34. Exhaustion of Administrative Remedies

Generally, the plaintiff suing a government officer may not obtain judicial relief if he has not first exhausted his/her administrative remedies.
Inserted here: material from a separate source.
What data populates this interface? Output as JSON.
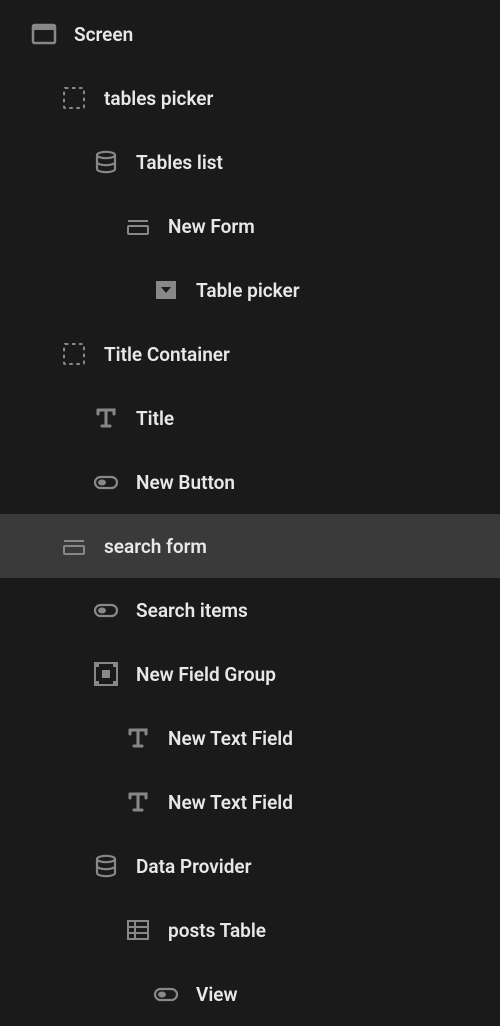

See Allen v. Grand Central Aircraft Co., 347 U.S. 535, 553 (1954); Aircraft & Diesel Corp. v. Hirsch, 331 U.S. 752 (1947). Exhaustion is also required in Federal Tort Claims Acts suits, 28 U.S.C. § 2675(a), Privacy Act suits, 5 U.S.C. § 552a, in suits challenging adverse personnel actions, and in many other contexts.

Darby v. Cisneros, 509 U.S. 137 (1993), holds that, under the Administrative Procedure Act, 5 U.S.C. 704, a person aggrieved by an agency action can seek judicial review of the action without exhausting an available administrative appeal, unless the agency's regulations provide both (1) that the administrative appeal must be taken, and (2) that during the pendency of the administrative appeal the agency action shall be inoperative.

[cited in USAM 4-2.120]